Tweet of the Week:

Instagram Post of the Week:

How My Week Went:

This week marked the end of my vacation, back to reality as of the 4th. Obviously the new year didn’t fix everything (anything) wrong in the world right now but I’m still choosing to see it as a fresh start. Onward.

Miss Print’s Top Ten: 2020

What a strange year this has been. Despite a personally promising start, I know I’m not the only who will be happy to see the other side of this long and tedious year. One thing that helped get me through this year were the books I was able to read, the authors I was able to connect with, and the stories I was able to recommend to friends.

When I sat down to put together this post, I wasn’t sure if I’d be able to remember–or even choose–my ten favorite reads of the year. But as I began looking back on all of the books I read and listened to, I realized most of the choices were obvious.

This year I’m giving you a top eleven and some honorable mentions because it was impossible to narrow it down more.

You can also shop this list on Bookshop or Amazon.

  • Harley in the Sky by Akemi Dawn Bowman
  • The Voting Booth by Brandy Colbert
  • Race the Sands by Sarah Beth Durst
  • Now That I’ve Found You by Kristina Forest
  • You Should See Me in a Crown by Leah Johnson
  • Tweet Cute by Emma Lord
  • Tigers, Not Daughters by Samantha Mabry
  • The Left-Handed Booksellers of London by Garth Nix
  • The Invisible Life of Addie LaRue by V. E. Schwab
  • Recommended For You by Laura Silverman
  • Fable by Adrienne Young

Honorable Mention: The Backlist

The books I read and loved this year that were published before 2020.

  • Magic for Liars by Sarah Gailey
  • An Unkindness of Magicians by Kat Howard
  • Od Magic by Patricia A. McKillip
  • Gods of Jade and Shadow by Silvia Moreno-Garcia
  • If We Were Villains by M. L. Rio

Honorable Mention: The Sequels
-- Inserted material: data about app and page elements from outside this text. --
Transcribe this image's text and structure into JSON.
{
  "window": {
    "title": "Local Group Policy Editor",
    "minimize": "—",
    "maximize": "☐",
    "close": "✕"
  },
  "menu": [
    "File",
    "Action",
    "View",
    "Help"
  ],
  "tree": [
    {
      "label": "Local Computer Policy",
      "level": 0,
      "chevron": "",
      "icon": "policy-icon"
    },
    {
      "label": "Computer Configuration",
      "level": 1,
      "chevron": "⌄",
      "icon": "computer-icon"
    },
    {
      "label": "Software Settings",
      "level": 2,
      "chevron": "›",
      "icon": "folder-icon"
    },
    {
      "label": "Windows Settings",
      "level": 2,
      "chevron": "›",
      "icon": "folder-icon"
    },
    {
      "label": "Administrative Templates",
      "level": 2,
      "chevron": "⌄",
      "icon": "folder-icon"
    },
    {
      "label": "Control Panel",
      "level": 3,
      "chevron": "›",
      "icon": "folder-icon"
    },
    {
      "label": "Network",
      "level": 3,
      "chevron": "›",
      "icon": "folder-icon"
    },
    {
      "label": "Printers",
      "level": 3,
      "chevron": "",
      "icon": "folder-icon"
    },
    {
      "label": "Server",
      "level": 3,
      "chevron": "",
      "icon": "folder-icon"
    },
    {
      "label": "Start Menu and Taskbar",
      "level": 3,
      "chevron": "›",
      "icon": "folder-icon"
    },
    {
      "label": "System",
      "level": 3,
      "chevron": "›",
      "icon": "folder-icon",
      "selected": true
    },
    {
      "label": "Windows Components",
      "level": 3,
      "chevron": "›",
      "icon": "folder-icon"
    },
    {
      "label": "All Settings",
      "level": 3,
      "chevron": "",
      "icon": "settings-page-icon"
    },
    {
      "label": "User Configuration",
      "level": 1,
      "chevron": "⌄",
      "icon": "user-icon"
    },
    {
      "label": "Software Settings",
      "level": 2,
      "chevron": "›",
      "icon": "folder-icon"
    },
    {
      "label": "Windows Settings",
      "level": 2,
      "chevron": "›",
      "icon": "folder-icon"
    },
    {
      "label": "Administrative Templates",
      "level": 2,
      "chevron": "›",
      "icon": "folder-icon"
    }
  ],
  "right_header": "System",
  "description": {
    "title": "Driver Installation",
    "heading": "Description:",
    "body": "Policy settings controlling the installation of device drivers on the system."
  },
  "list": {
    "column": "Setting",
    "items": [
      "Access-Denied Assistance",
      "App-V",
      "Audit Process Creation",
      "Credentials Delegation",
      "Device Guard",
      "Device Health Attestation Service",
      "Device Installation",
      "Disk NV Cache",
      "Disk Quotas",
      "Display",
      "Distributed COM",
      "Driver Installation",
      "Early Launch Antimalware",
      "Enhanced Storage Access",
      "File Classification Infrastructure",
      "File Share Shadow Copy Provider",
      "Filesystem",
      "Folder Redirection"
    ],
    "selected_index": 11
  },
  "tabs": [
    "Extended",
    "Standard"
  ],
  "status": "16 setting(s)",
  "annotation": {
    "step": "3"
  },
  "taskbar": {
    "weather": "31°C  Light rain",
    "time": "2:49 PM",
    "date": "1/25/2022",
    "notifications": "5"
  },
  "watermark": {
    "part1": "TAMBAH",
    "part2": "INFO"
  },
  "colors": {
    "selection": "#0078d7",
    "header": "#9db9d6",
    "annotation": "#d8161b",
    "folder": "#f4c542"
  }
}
The sequels I read and loved this year in two of my favorite series. (Start with book one to avoid spoilers.)

  • The Silvered Serpents by Roshani Chokshi
  • Return of the Thief by Megan Whalen Turner

2020 Reading Tracker Year in Review

It’s time for my annual break down of my reading tracker posts for the year.

January:

  • Read: 17
  • Bought: 6
  • ARCs: 4 (3 requested, 1 not)

February:

  • Read: 19
  • Bought: 0
  • ARCs: 16 (3 vine, 10 requested, 2 not)

March:

  • Read: 14
  • Bought: 1
  • ARCs: 1 (vine)

April:

  • Read: 13
  • Bought: 5
  • ARCs: 1 (requested)

May:

  • Read: 18
  • Bought: 1
  • ARCs: 3 (requested)

June:

  • Read: 14
  • Bought: 4
  • ARCs: 0

July:

  • Read: 13
  • Bought: 2
  • ARCs: 6 (4 requested, 2 not)

August:

  • Read: 16
  • Bought: 4
  • ARCs: 2 (requested)

September:

  • Read: 15
  • Bought: 1
  • ARCs: 2 (requested)

October:

  • Read: 15
  • Bought: 2
  • ARCs: 0

November:

  • Read: 20
  • Bought: 0
  • ARCs: 0

December:

  • Read: 11
  • Bought: 3
  • ARCs: 0

Yearly Totals:

  • Read: 171
  • Bought: 29
  • ARCs: 35

Details:

Read: So this year was a little different with reading. The pandemic became widespread and, starting in March, I began working from home and sheltering in place (like most people). I also purchased a Kindle in May so I’d have an option for reading library eBooks even if I wasn’t going to work (or anywhere). My reading was pretty similar to last year although I think this year might have included more audiobooks and re-reads.

Bought: I bought a lot more books this year. But I also think I kept more as opposed to giving them away after reading. Which means I’m making better choices with how I buy books.

ARCs: This was very different with BookExpo being cancelled and many publishers working from home and not sending physical ARCs. I think a lot of books will shift to digital ARCs in the future and I may not track the ARCs I receive as closely in these posts since a lot of why I tracked had to do with shelf space.

December 2020 Reading Tracker

Books I Had Planned to Read:

Books I Read:

  1. The Echo Wife by Sarah Gailey
  2. The Kingdom of Back by Marie Lu (audio)
  3. Harrow Lake by Kat Ellis
  4. Elysium Girls by Kate Pentecost (kindle)
  5. Ever Cursed by Corey Ann Haydu
  6. Sky in the Deep by Adrienne Young (reread/audio)
  7. Hollowpox: The Hunt for Morrigan Crow by Jessica Townsend (audio)
  8. The Chaos of Stars by Kiersten White
  9. A Season of Sinister Dreams by Tracy Banghart (kindle)
  10. Defy the Fates by Claudia Gray (audio/kindle)
  11. Piranesi by Susanna Clarke

Books Bought: 3

  1. Fable by Adrienne Young
  2. Namesake by Adrienne Young (preorder)
  3. Lore by Alexandra Bracken (preorder)

ARCs Received: 0!

You can also see what I read in November.